An inception workshop for the project, "Towards a community focused flood Early Warning System for the Buzi-Pungwe and Save (BuPuSa) Transboundary River Basins" was held in Harare, Zimbabwe on 8 March 2022. About 47 participants who included representatives from Government Departments, civil society organisations (CSOs), UN Agencies, Parastatals, Universities, private consultants and Rural District Councils attended the workshop either physically or virtually.

Speaking on behalf of the UNESCO Regional Director for Southern Africa, Prof. Lidia Arthur Brito, UNESCO Science Programme Specialist Mr. Guy Broucke emphasized the vulnerability of Mozambique and Zimbabwe to extreme weather events such as floods and droughts. He outlined UNESCO's experience in implementing initiatives that aim to reduce vulnerability and build resilience to extreme weather events among communities. He mentioned that the overall outcome of the BuPuSa project is to strengthen local capacity in flood monitoring, early warning and flood risk management in the 3 Basins. He also spoke about the observation that weather, climate and water related disasters are on the increase, hence the project is timely as it will safeguard lives and property in times when extreme weather events occur. He thanked the Austrian Government for providing funding for the project.

In her remarks, Austrian Development Agency (ADA) Programme Manager, Ms Weyss Birgit mentioned that this was the first UNESCO programme that ADA was funding and hailed the new partnership. She also emphasised the importance of cross boarder collaboration and access to information about early warning, particularly by women and girls, and also those who live in remote areas.

UNESCO Science Programme Specialist Dr. Koen Verbist shared with participants UNESCO's interventions in Chimanimani and Chipinge districts of Manicaland Province in Zimbabwe as part of the World Bank funded Zimbabwe Idai Recovery Project (ZIRP). He outlined the lessons learnt in the Chimanimani and Chipinge project which he said were relevant to the BuPuSa project.
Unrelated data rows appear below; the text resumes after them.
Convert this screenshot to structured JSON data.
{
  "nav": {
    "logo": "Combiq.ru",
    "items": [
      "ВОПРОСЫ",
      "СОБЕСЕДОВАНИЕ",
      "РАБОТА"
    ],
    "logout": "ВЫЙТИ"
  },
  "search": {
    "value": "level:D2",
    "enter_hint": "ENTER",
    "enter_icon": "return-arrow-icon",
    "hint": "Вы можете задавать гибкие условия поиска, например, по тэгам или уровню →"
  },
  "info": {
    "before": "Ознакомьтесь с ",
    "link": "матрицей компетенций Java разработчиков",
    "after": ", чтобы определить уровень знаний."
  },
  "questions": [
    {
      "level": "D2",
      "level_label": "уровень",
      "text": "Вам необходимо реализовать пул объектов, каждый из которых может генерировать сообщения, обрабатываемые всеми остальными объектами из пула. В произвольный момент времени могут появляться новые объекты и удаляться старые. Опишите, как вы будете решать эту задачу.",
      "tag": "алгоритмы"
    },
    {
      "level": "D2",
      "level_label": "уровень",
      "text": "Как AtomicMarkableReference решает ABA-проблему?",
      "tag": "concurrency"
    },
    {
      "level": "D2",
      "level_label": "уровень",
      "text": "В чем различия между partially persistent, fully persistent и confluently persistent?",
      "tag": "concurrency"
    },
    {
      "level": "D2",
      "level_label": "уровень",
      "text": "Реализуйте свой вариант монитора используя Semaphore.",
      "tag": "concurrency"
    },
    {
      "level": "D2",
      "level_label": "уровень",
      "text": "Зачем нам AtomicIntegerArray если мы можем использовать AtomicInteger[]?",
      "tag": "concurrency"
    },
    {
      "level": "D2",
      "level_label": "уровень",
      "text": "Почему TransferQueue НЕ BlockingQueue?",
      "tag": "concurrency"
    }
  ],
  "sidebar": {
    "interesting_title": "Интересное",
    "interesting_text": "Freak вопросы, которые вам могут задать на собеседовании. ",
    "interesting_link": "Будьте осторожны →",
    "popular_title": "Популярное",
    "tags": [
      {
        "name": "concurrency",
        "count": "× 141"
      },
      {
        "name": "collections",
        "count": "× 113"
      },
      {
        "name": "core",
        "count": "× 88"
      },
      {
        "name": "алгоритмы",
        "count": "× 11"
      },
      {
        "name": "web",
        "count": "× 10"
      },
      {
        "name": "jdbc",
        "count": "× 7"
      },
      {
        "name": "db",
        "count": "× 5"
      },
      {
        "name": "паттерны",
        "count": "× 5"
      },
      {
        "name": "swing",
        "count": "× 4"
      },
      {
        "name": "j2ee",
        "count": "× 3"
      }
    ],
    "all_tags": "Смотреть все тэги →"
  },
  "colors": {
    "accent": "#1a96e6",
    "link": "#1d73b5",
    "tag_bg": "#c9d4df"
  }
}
He also presented the proposed work plans for each of the five components of the BuPuSa project. The five components are:

  • Flood Risk Assessment Mapping
  • Flood Monitoring and Early Warning System
  • Early Warning Communication and Dissemination
  • Public and Political Awareness raising
  • Comprehensive Capacity Building on Flood Monitoring and Early Warning

The Southern African Research and Documentation Centre (SARDC) who are the implementing partner in this project gave a presentation outlining their role within the project.

Mr. Elisha Madamombe, the Regional Coordinator for Global Water Partnership gave a presentation on the Global Environment Facility(GEF) funded project which is also being implemented in the BuPuSa basins. The project is entitled, "Management of competing water uses and associated ecosystems in the Buzi-Pungwe and Save Basins". He noted some linkages with UNESCO's ADA funded project and observed the need for collaboration on overlapping components.

Zimbabwe National Commission for UNESCO Secretary General, Ms. Margaret Chirapa emphasised the importance of engaging all stakeholders to ensure is by-in and ownership of the project. She also thanked all the participants for taking part in the workshop.